Everything in the listing below should be repeated exactly, apart from the pictures.
+ + + + + + +
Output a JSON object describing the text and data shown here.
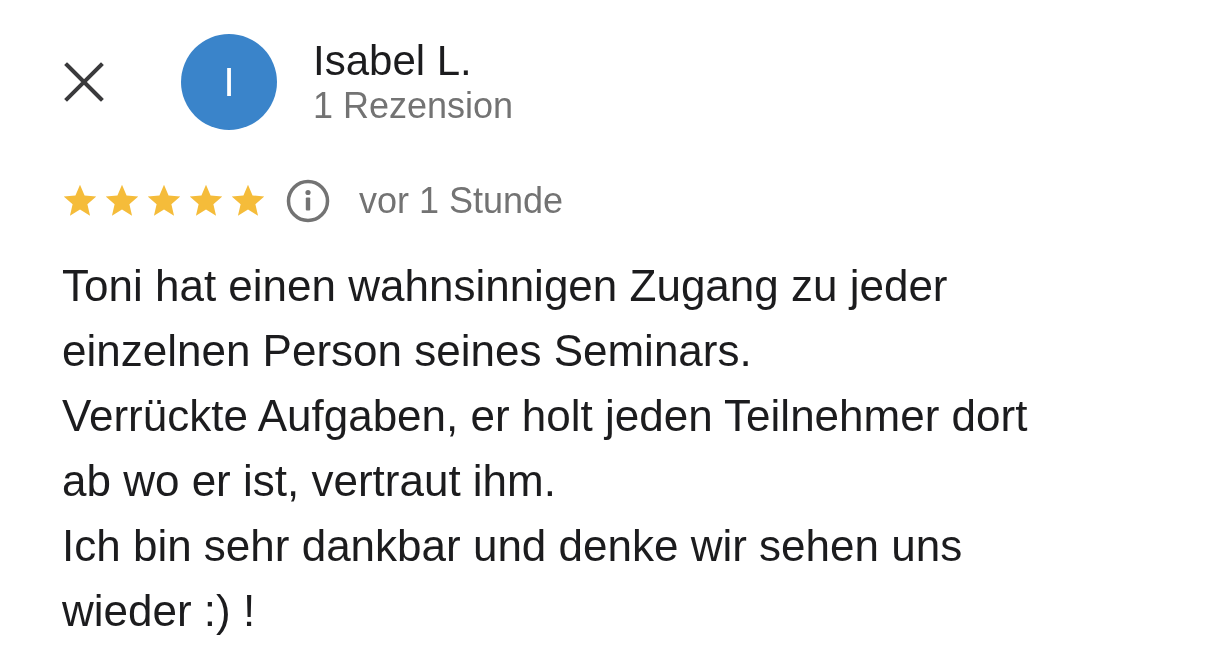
{
  "reviewer": {
    "initial": "I",
    "name": "Isabel L.",
    "review_count": "1 Rezension"
  },
  "review": {
    "stars": 5,
    "time": "vor 1 Stunde",
    "text": "Toni hat einen wahnsinnigen Zugang zu jeder einzelnen Person seines Seminars.\nVerrückte Aufgaben, er holt jeden Teilnehmer dort ab wo er ist, vertraut ihm.\nIch bin sehr dankbar und denke wir sehen uns wieder :) !"
  }
}
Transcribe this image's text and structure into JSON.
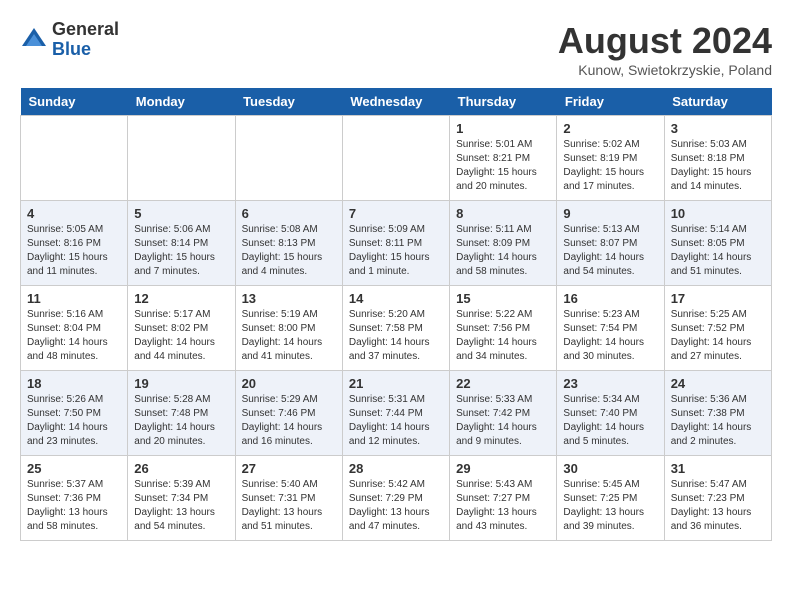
{
  "header": {
    "logo": {
      "general": "General",
      "blue": "Blue"
    },
    "title": "August 2024",
    "location": "Kunow, Swietokrzyskie, Poland"
  },
  "days_of_week": [
    "Sunday",
    "Monday",
    "Tuesday",
    "Wednesday",
    "Thursday",
    "Friday",
    "Saturday"
  ],
  "weeks": [
    [
      {
        "day": "",
        "info": ""
      },
      {
        "day": "",
        "info": ""
      },
      {
        "day": "",
        "info": ""
      },
      {
        "day": "",
        "info": ""
      },
      {
        "day": "1",
        "info": "Sunrise: 5:01 AM\nSunset: 8:21 PM\nDaylight: 15 hours and 20 minutes."
      },
      {
        "day": "2",
        "info": "Sunrise: 5:02 AM\nSunset: 8:19 PM\nDaylight: 15 hours and 17 minutes."
      },
      {
        "day": "3",
        "info": "Sunrise: 5:03 AM\nSunset: 8:18 PM\nDaylight: 15 hours and 14 minutes."
      }
    ],
    [
      {
        "day": "4",
        "info": "Sunrise: 5:05 AM\nSunset: 8:16 PM\nDaylight: 15 hours and 11 minutes."
      },
      {
        "day": "5",
        "info": "Sunrise: 5:06 AM\nSunset: 8:14 PM\nDaylight: 15 hours and 7 minutes."
      },
      {
        "day": "6",
        "info": "Sunrise: 5:08 AM\nSunset: 8:13 PM\nDaylight: 15 hours and 4 minutes."
      },
      {
        "day": "7",
        "info": "Sunrise: 5:09 AM\nSunset: 8:11 PM\nDaylight: 15 hours and 1 minute."
      },
      {
        "day": "8",
        "info": "Sunrise: 5:11 AM\nSunset: 8:09 PM\nDaylight: 14 hours and 58 minutes."
      },
      {
        "day": "9",
        "info": "Sunrise: 5:13 AM\nSunset: 8:07 PM\nDaylight: 14 hours and 54 minutes."
      },
      {
        "day": "10",
        "info": "Sunrise: 5:14 AM\nSunset: 8:05 PM\nDaylight: 14 hours and 51 minutes."
      }
    ],
    [
      {
        "day": "11",
        "info": "Sunrise: 5:16 AM\nSunset: 8:04 PM\nDaylight: 14 hours and 48 minutes."
      },
      {
        "day": "12",
        "info": "Sunrise: 5:17 AM\nSunset: 8:02 PM\nDaylight: 14 hours and 44 minutes."
      },
      {
        "day": "13",
        "info": "Sunrise: 5:19 AM\nSunset: 8:00 PM\nDaylight: 14 hours and 41 minutes."
      },
      {
        "day": "14",
        "info": "Sunrise: 5:20 AM\nSunset: 7:58 PM\nDaylight: 14 hours and 37 minutes."
      },
      {
        "day": "15",
        "info": "Sunrise: 5:22 AM\nSunset: 7:56 PM\nDaylight: 14 hours and 34 minutes."
      },
      {
        "day": "16",
        "info": "Sunrise: 5:23 AM\nSunset: 7:54 PM\nDaylight: 14 hours and 30 minutes."
      },
      {
        "day": "17",
        "info": "Sunrise: 5:25 AM\nSunset: 7:52 PM\nDaylight: 14 hours and 27 minutes."
      }
    ],
    [
      {
        "day": "18",
        "info": "Sunrise: 5:26 AM\nSunset: 7:50 PM\nDaylight: 14 hours and 23 minutes."
      },
      {
        "day": "19",
        "info": "Sunrise: 5:28 AM\nSunset: 7:48 PM\nDaylight: 14 hours and 20 minutes."
      },
      {
        "day": "20",
        "info": "Sunrise: 5:29 AM\nSunset: 7:46 PM\nDaylight: 14 hours and 16 minutes."
      },
      {
        "day": "21",
        "info": "Sunrise: 5:31 AM\nSunset: 7:44 PM\nDaylight: 14 hours and 12 minutes."
      },
      {
        "day": "22",
        "info": "Sunrise: 5:33 AM\nSunset: 7:42 PM\nDaylight: 14 hours and 9 minutes."
      },
      {
        "day": "23",
        "info": "Sunrise: 5:34 AM\nSunset: 7:40 PM\nDaylight: 14 hours and 5 minutes."
      },
      {
        "day": "24",
        "info": "Sunrise: 5:36 AM\nSunset: 7:38 PM\nDaylight: 14 hours and 2 minutes."
      }
    ],
    [
      {
        "day": "25",
        "info": "Sunrise: 5:37 AM\nSunset: 7:36 PM\nDaylight: 13 hours and 58 minutes."
      },
      {
        "day": "26",
        "info": "Sunrise: 5:39 AM\nSunset: 7:34 PM\nDaylight: 13 hours and 54 minutes."
      },
      {
        "day": "27",
        "info": "Sunrise: 5:40 AM\nSunset: 7:31 PM\nDaylight: 13 hours and 51 minutes."
      },
      {
        "day": "28",
        "info": "Sunrise: 5:42 AM\nSunset: 7:29 PM\nDaylight: 13 hours and 47 minutes."
      },
      {
        "day": "29",
        "info": "Sunrise: 5:43 AM\nSunset: 7:27 PM\nDaylight: 13 hours and 43 minutes."
      },
      {
        "day": "30",
        "info": "Sunrise: 5:45 AM\nSunset: 7:25 PM\nDaylight: 13 hours and 39 minutes."
      },
      {
        "day": "31",
        "info": "Sunrise: 5:47 AM\nSunset: 7:23 PM\nDaylight: 13 hours and 36 minutes."
      }
    ]
  ]
}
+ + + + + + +
● TASK RESPONSE:
Output a JSON object describing the text and data shown here.
{
  "reviewer": {
    "initial": "I",
    "name": "Isabel L.",
    "review_count": "1 Rezension"
  },
  "review": {
    "stars": 5,
    "time": "vor 1 Stunde",
    "text": "Toni hat einen wahnsinnigen Zugang zu jeder einzelnen Person seines Seminars.\nVerrückte Aufgaben, er holt jeden Teilnehmer dort ab wo er ist, vertraut ihm.\nIch bin sehr dankbar und denke wir sehen uns wieder :) !"
  }
}
Transcribe this image's text and structure into JSON.
{
  "header": {
    "logo": {
      "general": "General",
      "blue": "Blue"
    },
    "title": "August 2024",
    "location": "Kunow, Swietokrzyskie, Poland"
  },
  "days_of_week": [
    "Sunday",
    "Monday",
    "Tuesday",
    "Wednesday",
    "Thursday",
    "Friday",
    "Saturday"
  ],
  "weeks": [
    [
      {
        "day": "",
        "info": ""
      },
      {
        "day": "",
        "info": ""
      },
      {
        "day": "",
        "info": ""
      },
      {
        "day": "",
        "info": ""
      },
      {
        "day": "1",
        "info": "Sunrise: 5:01 AM\nSunset: 8:21 PM\nDaylight: 15 hours and 20 minutes."
      },
      {
        "day": "2",
        "info": "Sunrise: 5:02 AM\nSunset: 8:19 PM\nDaylight: 15 hours and 17 minutes."
      },
      {
        "day": "3",
        "info": "Sunrise: 5:03 AM\nSunset: 8:18 PM\nDaylight: 15 hours and 14 minutes."
      }
    ],
    [
      {
        "day": "4",
        "info": "Sunrise: 5:05 AM\nSunset: 8:16 PM\nDaylight: 15 hours and 11 minutes."
      },
      {
        "day": "5",
        "info": "Sunrise: 5:06 AM\nSunset: 8:14 PM\nDaylight: 15 hours and 7 minutes."
      },
      {
        "day": "6",
        "info": "Sunrise: 5:08 AM\nSunset: 8:13 PM\nDaylight: 15 hours and 4 minutes."
      },
      {
        "day": "7",
        "info": "Sunrise: 5:09 AM\nSunset: 8:11 PM\nDaylight: 15 hours and 1 minute."
      },
      {
        "day": "8",
        "info": "Sunrise: 5:11 AM\nSunset: 8:09 PM\nDaylight: 14 hours and 58 minutes."
      },
      {
        "day": "9",
        "info": "Sunrise: 5:13 AM\nSunset: 8:07 PM\nDaylight: 14 hours and 54 minutes."
      },
      {
        "day": "10",
        "info": "Sunrise: 5:14 AM\nSunset: 8:05 PM\nDaylight: 14 hours and 51 minutes."
      }
    ],
    [
      {
        "day": "11",
        "info": "Sunrise: 5:16 AM\nSunset: 8:04 PM\nDaylight: 14 hours and 48 minutes."
      },
      {
        "day": "12",
        "info": "Sunrise: 5:17 AM\nSunset: 8:02 PM\nDaylight: 14 hours and 44 minutes."
      },
      {
        "day": "13",
        "info": "Sunrise: 5:19 AM\nSunset: 8:00 PM\nDaylight: 14 hours and 41 minutes."
      },
      {
        "day": "14",
        "info": "Sunrise: 5:20 AM\nSunset: 7:58 PM\nDaylight: 14 hours and 37 minutes."
      },
      {
        "day": "15",
        "info": "Sunrise: 5:22 AM\nSunset: 7:56 PM\nDaylight: 14 hours and 34 minutes."
      },
      {
        "day": "16",
        "info": "Sunrise: 5:23 AM\nSunset: 7:54 PM\nDaylight: 14 hours and 30 minutes."
      },
      {
        "day": "17",
        "info": "Sunrise: 5:25 AM\nSunset: 7:52 PM\nDaylight: 14 hours and 27 minutes."
      }
    ],
    [
      {
        "day": "18",
        "info": "Sunrise: 5:26 AM\nSunset: 7:50 PM\nDaylight: 14 hours and 23 minutes."
      },
      {
        "day": "19",
        "info": "Sunrise: 5:28 AM\nSunset: 7:48 PM\nDaylight: 14 hours and 20 minutes."
      },
      {
        "day": "20",
        "info": "Sunrise: 5:29 AM\nSunset: 7:46 PM\nDaylight: 14 hours and 16 minutes."
      },
      {
        "day": "21",
        "info": "Sunrise: 5:31 AM\nSunset: 7:44 PM\nDaylight: 14 hours and 12 minutes."
      },
      {
        "day": "22",
        "info": "Sunrise: 5:33 AM\nSunset: 7:42 PM\nDaylight: 14 hours and 9 minutes."
      },
      {
        "day": "23",
        "info": "Sunrise: 5:34 AM\nSunset: 7:40 PM\nDaylight: 14 hours and 5 minutes."
      },
      {
        "day": "24",
        "info": "Sunrise: 5:36 AM\nSunset: 7:38 PM\nDaylight: 14 hours and 2 minutes."
      }
    ],
    [
      {
        "day": "25",
        "info": "Sunrise: 5:37 AM\nSunset: 7:36 PM\nDaylight: 13 hours and 58 minutes."
      },
      {
        "day": "26",
        "info": "Sunrise: 5:39 AM\nSunset: 7:34 PM\nDaylight: 13 hours and 54 minutes."
      },
      {
        "day": "27",
        "info": "Sunrise: 5:40 AM\nSunset: 7:31 PM\nDaylight: 13 hours and 51 minutes."
      },
      {
        "day": "28",
        "info": "Sunrise: 5:42 AM\nSunset: 7:29 PM\nDaylight: 13 hours and 47 minutes."
      },
      {
        "day": "29",
        "info": "Sunrise: 5:43 AM\nSunset: 7:27 PM\nDaylight: 13 hours and 43 minutes."
      },
      {
        "day": "30",
        "info": "Sunrise: 5:45 AM\nSunset: 7:25 PM\nDaylight: 13 hours and 39 minutes."
      },
      {
        "day": "31",
        "info": "Sunrise: 5:47 AM\nSunset: 7:23 PM\nDaylight: 13 hours and 36 minutes."
      }
    ]
  ]
}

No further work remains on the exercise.